Start of Material provided

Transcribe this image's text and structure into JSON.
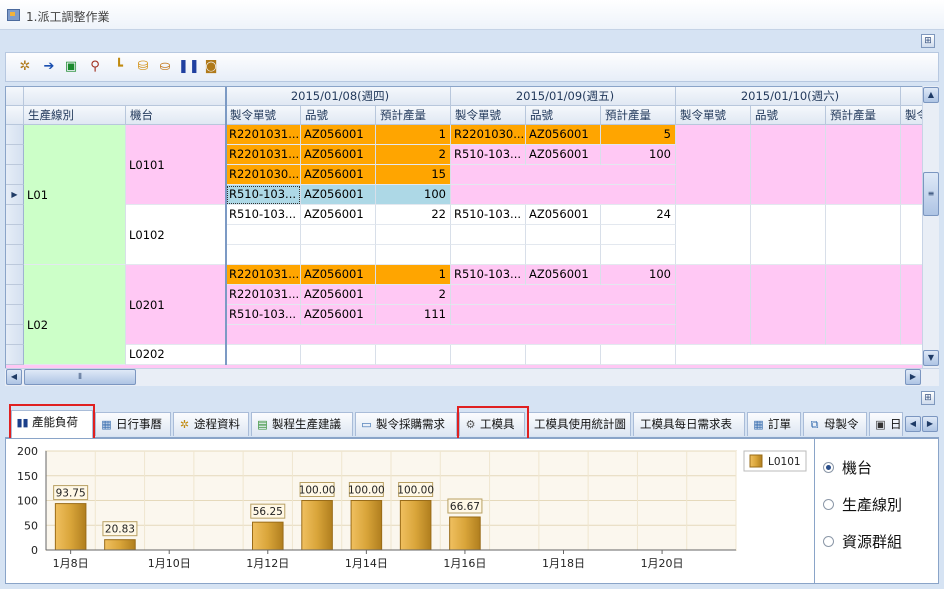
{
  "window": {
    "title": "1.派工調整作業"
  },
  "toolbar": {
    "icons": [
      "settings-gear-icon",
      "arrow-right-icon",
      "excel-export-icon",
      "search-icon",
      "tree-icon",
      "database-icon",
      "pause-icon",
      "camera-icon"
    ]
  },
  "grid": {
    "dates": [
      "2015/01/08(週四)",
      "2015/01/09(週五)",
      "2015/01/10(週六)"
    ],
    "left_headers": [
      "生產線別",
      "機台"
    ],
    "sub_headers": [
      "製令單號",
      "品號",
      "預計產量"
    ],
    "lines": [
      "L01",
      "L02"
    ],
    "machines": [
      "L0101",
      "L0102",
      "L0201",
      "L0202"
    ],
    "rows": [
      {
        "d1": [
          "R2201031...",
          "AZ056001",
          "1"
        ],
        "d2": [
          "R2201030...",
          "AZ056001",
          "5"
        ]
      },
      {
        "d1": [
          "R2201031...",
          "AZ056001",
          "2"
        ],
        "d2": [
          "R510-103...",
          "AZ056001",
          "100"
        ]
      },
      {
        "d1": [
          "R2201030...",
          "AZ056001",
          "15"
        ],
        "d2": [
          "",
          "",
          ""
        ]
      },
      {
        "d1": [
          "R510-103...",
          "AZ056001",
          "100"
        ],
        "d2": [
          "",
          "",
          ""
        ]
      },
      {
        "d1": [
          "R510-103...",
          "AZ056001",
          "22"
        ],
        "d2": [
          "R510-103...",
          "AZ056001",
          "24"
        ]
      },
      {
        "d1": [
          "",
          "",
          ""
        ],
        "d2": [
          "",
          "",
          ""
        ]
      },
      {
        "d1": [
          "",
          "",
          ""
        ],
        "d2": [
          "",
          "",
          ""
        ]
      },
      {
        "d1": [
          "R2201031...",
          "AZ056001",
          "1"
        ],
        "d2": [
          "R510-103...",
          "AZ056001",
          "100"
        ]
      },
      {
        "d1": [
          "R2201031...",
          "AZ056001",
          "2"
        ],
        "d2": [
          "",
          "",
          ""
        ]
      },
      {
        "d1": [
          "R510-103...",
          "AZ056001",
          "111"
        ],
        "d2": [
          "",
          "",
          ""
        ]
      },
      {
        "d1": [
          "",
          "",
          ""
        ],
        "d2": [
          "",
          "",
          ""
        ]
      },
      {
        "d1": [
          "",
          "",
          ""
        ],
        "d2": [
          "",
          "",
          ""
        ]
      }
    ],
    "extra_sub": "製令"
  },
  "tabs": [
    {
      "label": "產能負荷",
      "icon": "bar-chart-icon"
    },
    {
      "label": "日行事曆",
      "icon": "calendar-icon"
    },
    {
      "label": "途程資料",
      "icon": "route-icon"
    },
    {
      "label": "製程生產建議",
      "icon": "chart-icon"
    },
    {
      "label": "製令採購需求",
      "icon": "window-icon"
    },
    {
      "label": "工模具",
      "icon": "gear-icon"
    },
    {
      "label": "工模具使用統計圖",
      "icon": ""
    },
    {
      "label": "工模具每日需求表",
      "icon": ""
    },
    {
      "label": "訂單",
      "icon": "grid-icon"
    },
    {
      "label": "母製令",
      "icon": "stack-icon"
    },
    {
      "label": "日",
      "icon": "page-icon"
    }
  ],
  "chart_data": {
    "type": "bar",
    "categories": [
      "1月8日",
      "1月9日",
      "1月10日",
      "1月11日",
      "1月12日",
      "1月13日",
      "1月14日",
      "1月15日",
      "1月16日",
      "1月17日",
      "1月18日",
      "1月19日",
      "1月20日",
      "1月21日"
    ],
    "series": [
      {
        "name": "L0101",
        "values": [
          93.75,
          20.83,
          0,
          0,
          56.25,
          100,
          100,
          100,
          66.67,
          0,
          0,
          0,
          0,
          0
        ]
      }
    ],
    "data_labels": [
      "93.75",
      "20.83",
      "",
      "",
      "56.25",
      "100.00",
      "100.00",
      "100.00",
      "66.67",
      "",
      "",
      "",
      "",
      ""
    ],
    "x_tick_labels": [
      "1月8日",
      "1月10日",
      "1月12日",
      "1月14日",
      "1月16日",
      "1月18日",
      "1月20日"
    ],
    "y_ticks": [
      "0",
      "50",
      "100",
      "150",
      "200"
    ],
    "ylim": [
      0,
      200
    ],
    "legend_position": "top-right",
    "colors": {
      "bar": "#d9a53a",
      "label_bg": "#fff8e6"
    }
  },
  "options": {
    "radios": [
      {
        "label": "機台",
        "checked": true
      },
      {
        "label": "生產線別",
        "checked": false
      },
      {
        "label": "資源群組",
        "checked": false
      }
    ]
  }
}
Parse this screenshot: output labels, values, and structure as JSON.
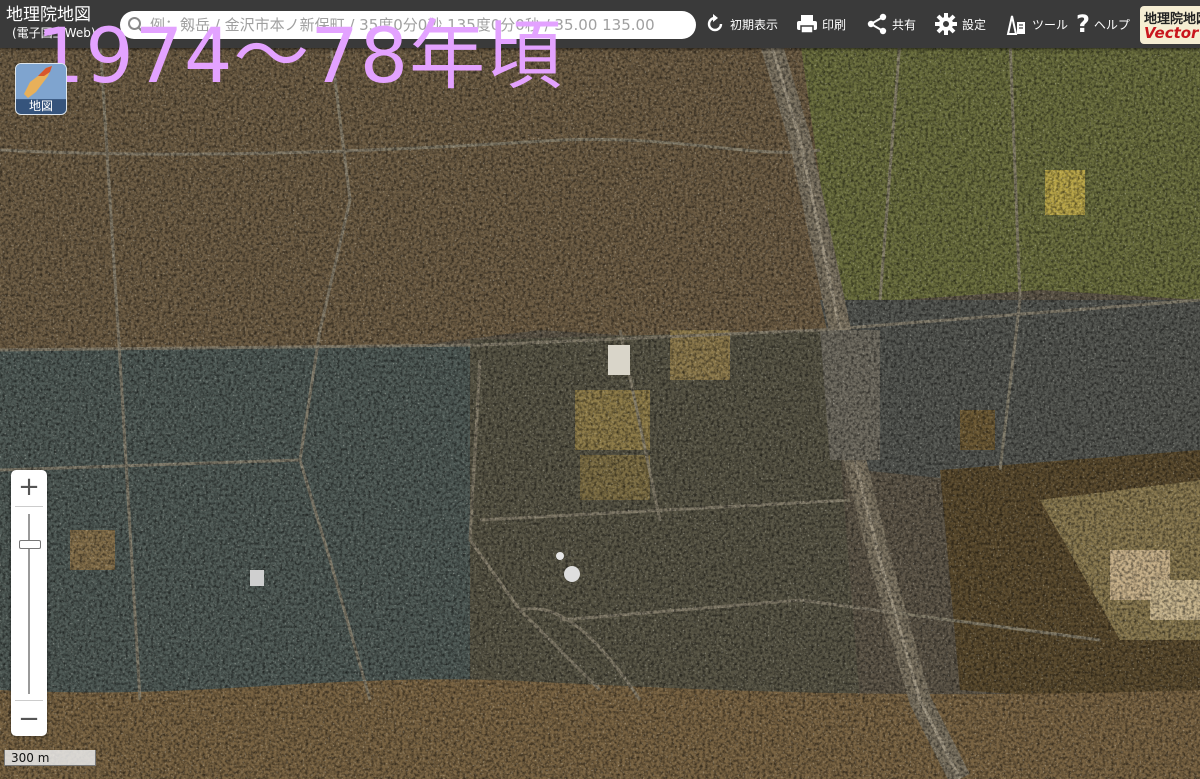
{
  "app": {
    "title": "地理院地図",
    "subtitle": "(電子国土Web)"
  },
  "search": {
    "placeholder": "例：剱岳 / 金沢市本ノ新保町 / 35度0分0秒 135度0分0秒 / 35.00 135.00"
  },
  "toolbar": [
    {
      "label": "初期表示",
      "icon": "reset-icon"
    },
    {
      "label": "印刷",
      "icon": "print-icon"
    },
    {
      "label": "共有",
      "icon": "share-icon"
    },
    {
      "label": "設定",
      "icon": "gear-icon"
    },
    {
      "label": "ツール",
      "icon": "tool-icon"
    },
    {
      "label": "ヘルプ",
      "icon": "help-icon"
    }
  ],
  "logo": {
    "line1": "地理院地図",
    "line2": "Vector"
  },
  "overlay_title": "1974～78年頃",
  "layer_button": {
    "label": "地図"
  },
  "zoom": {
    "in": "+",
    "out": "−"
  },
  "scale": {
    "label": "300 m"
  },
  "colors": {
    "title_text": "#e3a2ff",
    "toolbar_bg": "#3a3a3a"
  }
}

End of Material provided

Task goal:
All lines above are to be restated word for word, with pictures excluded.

Reply:
Transcribe this image's text and structure into JSON.
{
  "window": {
    "title": "1.派工調整作業"
  },
  "toolbar": {
    "icons": [
      "settings-gear-icon",
      "arrow-right-icon",
      "excel-export-icon",
      "search-icon",
      "tree-icon",
      "database-icon",
      "pause-icon",
      "camera-icon"
    ]
  },
  "grid": {
    "dates": [
      "2015/01/08(週四)",
      "2015/01/09(週五)",
      "2015/01/10(週六)"
    ],
    "left_headers": [
      "生產線別",
      "機台"
    ],
    "sub_headers": [
      "製令單號",
      "品號",
      "預計產量"
    ],
    "lines": [
      "L01",
      "L02"
    ],
    "machines": [
      "L0101",
      "L0102",
      "L0201",
      "L0202"
    ],
    "rows": [
      {
        "d1": [
          "R2201031...",
          "AZ056001",
          "1"
        ],
        "d2": [
          "R2201030...",
          "AZ056001",
          "5"
        ]
      },
      {
        "d1": [
          "R2201031...",
          "AZ056001",
          "2"
        ],
        "d2": [
          "R510-103...",
          "AZ056001",
          "100"
        ]
      },
      {
        "d1": [
          "R2201030...",
          "AZ056001",
          "15"
        ],
        "d2": [
          "",
          "",
          ""
        ]
      },
      {
        "d1": [
          "R510-103...",
          "AZ056001",
          "100"
        ],
        "d2": [
          "",
          "",
          ""
        ]
      },
      {
        "d1": [
          "R510-103...",
          "AZ056001",
          "22"
        ],
        "d2": [
          "R510-103...",
          "AZ056001",
          "24"
        ]
      },
      {
        "d1": [
          "",
          "",
          ""
        ],
        "d2": [
          "",
          "",
          ""
        ]
      },
      {
        "d1": [
          "",
          "",
          ""
        ],
        "d2": [
          "",
          "",
          ""
        ]
      },
      {
        "d1": [
          "R2201031...",
          "AZ056001",
          "1"
        ],
        "d2": [
          "R510-103...",
          "AZ056001",
          "100"
        ]
      },
      {
        "d1": [
          "R2201031...",
          "AZ056001",
          "2"
        ],
        "d2": [
          "",
          "",
          ""
        ]
      },
      {
        "d1": [
          "R510-103...",
          "AZ056001",
          "111"
        ],
        "d2": [
          "",
          "",
          ""
        ]
      },
      {
        "d1": [
          "",
          "",
          ""
        ],
        "d2": [
          "",
          "",
          ""
        ]
      },
      {
        "d1": [
          "",
          "",
          ""
        ],
        "d2": [
          "",
          "",
          ""
        ]
      }
    ],
    "extra_sub": "製令"
  },
  "tabs": [
    {
      "label": "產能負荷",
      "icon": "bar-chart-icon"
    },
    {
      "label": "日行事曆",
      "icon": "calendar-icon"
    },
    {
      "label": "途程資料",
      "icon": "route-icon"
    },
    {
      "label": "製程生產建議",
      "icon": "chart-icon"
    },
    {
      "label": "製令採購需求",
      "icon": "window-icon"
    },
    {
      "label": "工模具",
      "icon": "gear-icon"
    },
    {
      "label": "工模具使用統計圖",
      "icon": ""
    },
    {
      "label": "工模具每日需求表",
      "icon": ""
    },
    {
      "label": "訂單",
      "icon": "grid-icon"
    },
    {
      "label": "母製令",
      "icon": "stack-icon"
    },
    {
      "label": "日",
      "icon": "page-icon"
    }
  ],
  "chart_data": {
    "type": "bar",
    "categories": [
      "1月8日",
      "1月9日",
      "1月10日",
      "1月11日",
      "1月12日",
      "1月13日",
      "1月14日",
      "1月15日",
      "1月16日",
      "1月17日",
      "1月18日",
      "1月19日",
      "1月20日",
      "1月21日"
    ],
    "series": [
      {
        "name": "L0101",
        "values": [
          93.75,
          20.83,
          0,
          0,
          56.25,
          100,
          100,
          100,
          66.67,
          0,
          0,
          0,
          0,
          0
        ]
      }
    ],
    "data_labels": [
      "93.75",
      "20.83",
      "",
      "",
      "56.25",
      "100.00",
      "100.00",
      "100.00",
      "66.67",
      "",
      "",
      "",
      "",
      ""
    ],
    "x_tick_labels": [
      "1月8日",
      "1月10日",
      "1月12日",
      "1月14日",
      "1月16日",
      "1月18日",
      "1月20日"
    ],
    "y_ticks": [
      "0",
      "50",
      "100",
      "150",
      "200"
    ],
    "ylim": [
      0,
      200
    ],
    "legend_position": "top-right",
    "colors": {
      "bar": "#d9a53a",
      "label_bg": "#fff8e6"
    }
  },
  "options": {
    "radios": [
      {
        "label": "機台",
        "checked": true
      },
      {
        "label": "生產線別",
        "checked": false
      },
      {
        "label": "資源群組",
        "checked": false
      }
    ]
  }
}
Parse this screenshot: output labels, values, and structure as JSON.
{
  "app": {
    "title": "地理院地図",
    "subtitle": "(電子国土Web)"
  },
  "search": {
    "placeholder": "例：剱岳 / 金沢市本ノ新保町 / 35度0分0秒 135度0分0秒 / 35.00 135.00"
  },
  "toolbar": [
    {
      "label": "初期表示",
      "icon": "reset-icon"
    },
    {
      "label": "印刷",
      "icon": "print-icon"
    },
    {
      "label": "共有",
      "icon": "share-icon"
    },
    {
      "label": "設定",
      "icon": "gear-icon"
    },
    {
      "label": "ツール",
      "icon": "tool-icon"
    },
    {
      "label": "ヘルプ",
      "icon": "help-icon"
    }
  ],
  "logo": {
    "line1": "地理院地図",
    "line2": "Vector"
  },
  "overlay_title": "1974～78年頃",
  "layer_button": {
    "label": "地図"
  },
  "zoom": {
    "in": "+",
    "out": "−"
  },
  "scale": {
    "label": "300 m"
  },
  "colors": {
    "title_text": "#e3a2ff",
    "toolbar_bg": "#3a3a3a"
  }
}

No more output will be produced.